Television has never been my best friend but it has a special place in my life during Ramzan. Yes, I am an educated young woman who would love to stop by documentaries. But, I would hereby ignore, when they sarcastically comment on what I watch. It does not matter if the show host is faking when it comes to prize distribution and Umrah tickets. I happily overlook their masked religious self because like everyone else, I die for entertainment. But when I say entertainment, I am looking for a lighter and a comical version of life.

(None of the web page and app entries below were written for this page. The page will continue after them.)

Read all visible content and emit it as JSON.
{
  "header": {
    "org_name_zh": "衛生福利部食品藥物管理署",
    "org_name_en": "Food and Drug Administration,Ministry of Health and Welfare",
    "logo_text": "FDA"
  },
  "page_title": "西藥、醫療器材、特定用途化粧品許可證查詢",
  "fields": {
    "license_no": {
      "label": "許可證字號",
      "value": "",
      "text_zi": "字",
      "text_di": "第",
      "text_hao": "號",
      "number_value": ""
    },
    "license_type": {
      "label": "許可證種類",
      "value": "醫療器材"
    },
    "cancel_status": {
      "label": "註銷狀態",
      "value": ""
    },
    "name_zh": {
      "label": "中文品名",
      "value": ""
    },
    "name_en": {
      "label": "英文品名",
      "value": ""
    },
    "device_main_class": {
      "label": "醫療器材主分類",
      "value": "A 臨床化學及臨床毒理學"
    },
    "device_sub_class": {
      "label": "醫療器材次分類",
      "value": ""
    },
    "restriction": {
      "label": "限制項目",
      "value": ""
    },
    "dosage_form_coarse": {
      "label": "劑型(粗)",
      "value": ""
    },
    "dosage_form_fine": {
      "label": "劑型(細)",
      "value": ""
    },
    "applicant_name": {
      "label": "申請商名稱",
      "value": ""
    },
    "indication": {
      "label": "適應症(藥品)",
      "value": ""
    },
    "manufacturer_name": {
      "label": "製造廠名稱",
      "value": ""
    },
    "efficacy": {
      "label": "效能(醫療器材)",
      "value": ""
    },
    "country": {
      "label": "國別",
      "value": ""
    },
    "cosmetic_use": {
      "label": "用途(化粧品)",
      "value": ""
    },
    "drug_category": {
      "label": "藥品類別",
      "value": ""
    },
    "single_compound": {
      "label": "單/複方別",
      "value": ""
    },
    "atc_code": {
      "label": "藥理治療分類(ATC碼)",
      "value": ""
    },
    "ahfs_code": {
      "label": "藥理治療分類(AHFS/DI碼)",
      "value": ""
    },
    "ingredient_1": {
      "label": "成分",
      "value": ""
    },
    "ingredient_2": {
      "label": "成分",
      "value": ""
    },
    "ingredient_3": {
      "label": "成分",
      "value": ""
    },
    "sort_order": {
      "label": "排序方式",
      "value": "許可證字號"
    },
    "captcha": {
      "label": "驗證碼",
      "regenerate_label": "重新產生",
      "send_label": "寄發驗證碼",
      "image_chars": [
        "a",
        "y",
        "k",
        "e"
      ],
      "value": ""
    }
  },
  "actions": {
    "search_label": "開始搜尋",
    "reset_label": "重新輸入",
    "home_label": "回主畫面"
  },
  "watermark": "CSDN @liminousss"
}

I am certainly not impressed by airplanes and big cars, and that is not what you are supposed to concentrate on. Despite this, Ramzan is more than fried items and shoe shopping. It is like an annual reminder of knocking sense in us. It teaches us humanity and the reason for our existence. But when it comes to 15 hours of an empty stomach, I definitely need an energy boost. So these Ramzan transmission are more of a refuge that I seek; similar to what a glass of Rooh Afza does to many! It is an excuse that I would happily make to get few minutes to myself. With wailing kids and overflowing sink, I need to breathe. With all Shan-e-Ramzan and Afridi hype, I am completely deprived of sanity. My cable operator has left me without a TV connection because of which, I find no reason to smile often wondering what Dil Dil Ramzan or Ishq Ramzan are talking about.

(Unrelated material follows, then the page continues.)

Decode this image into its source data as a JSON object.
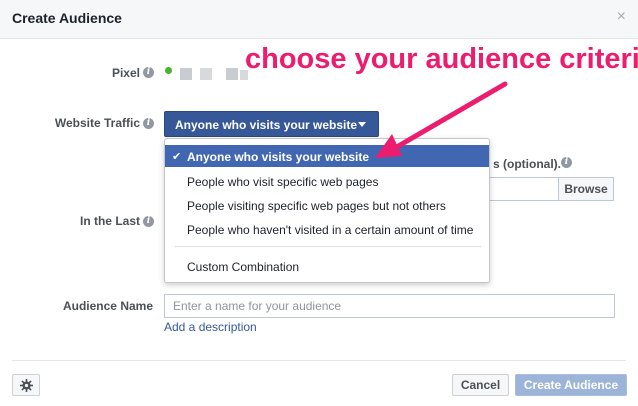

With a whole lot criticizing anchors taking an oh-so-Muslim attire, and with people pointing at the commercialization of this month, I sit back and appreciate this because it is not easy. These Ramzan programs might have several shortcomings that are easily picked up upon, but it has a huge number of workers dedicating their efforts at a time when the common man skips office or dozes off with an excuse to kill time to iftar.